The race concludes Sunday, 14 September.

Race report on the flip.

Today's stage 7 of the Tour de l'Avenir was a nervous affair, contested over 150.5 kilometers of hilly roads between Saint-Juéry and Revel. Numerous attacks animated the race, and climbs over the côte de Mont-Roc and the côte de la Bez served to thin the field. Despite the many attempts to escape, the Belgian team successfully controlled the race and protected Bakelants's lead. After almost 100 km of racing, it was gruppo compatto.

With 40 kilometers to go, the main field relaxed just a tad. That was all Dominik Klemme of Germany needed and he seized the advantage. A group of twelve riders quickly joined him, but the main field kept the break firmly in check. With 30 kilometers to go, Klemme, Maciej Paterski of Poland and Vinther Troels Running of Denmark redoubled their efforts and soon escaped. Their gap hovered around 1 minute over the main field, who reabsorbed the remainder of the break. With 10 km to go, the leading threesome held only a 1.15 gap.

As the bunch approached the finish with its 2.6 kilometer bosse, or bump, a battle for position began. The combination of nerves, aggression, and desire produced its usual result, as several crashes interrupted the run-in to the finish. Small splits opened up in the main field as it caught the breakaway. But they were of no concern for Klemme who was by then well and truly gone. The German won the stage by 11 seconds over a chasing group of 16 riders. Jérôme Coppel of France made the split into the sweet sixteen and gained a precious 39 seconds in the general classification. The race leader, Jan Bakelants, and second place in the GC, Peter Stetina, both crashed in the finale, but both managed to minimize their time losses and protect their leading positions in the general. Both finished 40 seconds down on Klemme, with Stetina in 27th place and Bakelants in 28th.

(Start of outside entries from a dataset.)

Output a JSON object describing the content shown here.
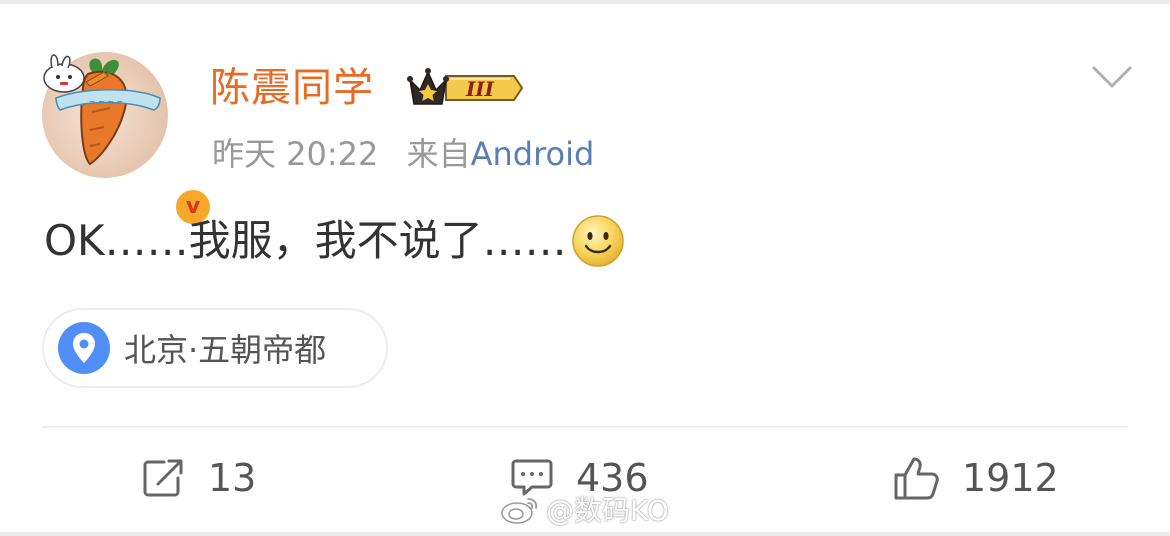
{
  "post": {
    "author": {
      "name": "陈震同学",
      "vip_level": "III"
    },
    "meta": {
      "time": "昨天 20:22",
      "source_prefix": "来自",
      "source": "Android"
    },
    "text": "OK……我服，我不说了……",
    "emoji": "smile-emoji",
    "location": "北京·五朝帝都",
    "actions": {
      "repost_count": "13",
      "comment_count": "436",
      "like_count": "1912"
    }
  },
  "watermark": "@数码KO",
  "colors": {
    "username": "#e86b21",
    "source_link": "#5a7fb5",
    "meta_gray": "#999999",
    "pin_blue": "#4f8ff7",
    "verified_gold": "#f7a82b"
  },
  "icons": [
    "chevron-down-icon",
    "verified-icon",
    "crown-icon",
    "location-pin-icon",
    "repost-icon",
    "comment-icon",
    "like-icon",
    "weibo-logo-icon"
  ]
}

The top three in the general classification remained unchanged today, though third place Jérôme Coppel of France gained 39 seconds on Bakelants and Stetina, moving him closer to the win. Andreï Amador is fourth at 2.56, Rein Taaramae of Estonia is fifth at 3.19, Rui Costa of Portugal is 6th at 3.20. Other Americans: Tejay Van Garderen, 9th at 3.38, Thomas Peterson, 21st, 5.20.

Tomorrow's stage 8 heads into the Pyrenees and concludes on the catégorie 1 climb to Guzet. The finishing climb covers 6.5 km at an average gradient of 7.6% and follows immediately after the Col de Latrape, a 4.8 km climb averaging 7.8%. As there is no descent between the climbs, only a brief respite, the stage concludes with just over 10 km of constant climbing. The stage also includes the 11 km Porte de Lars (avg. 7.3%) summiting at kilometer 150, followed immediately by the catégorie 2 col de Agnes (3.7 km at 8.2%). Tomorrow is definitely a race for the climbers, and we may well see the general classification change significantly by day's end.

For complete results of Friday's stage, see the Official Site.

This post drawn from coverage at and l'É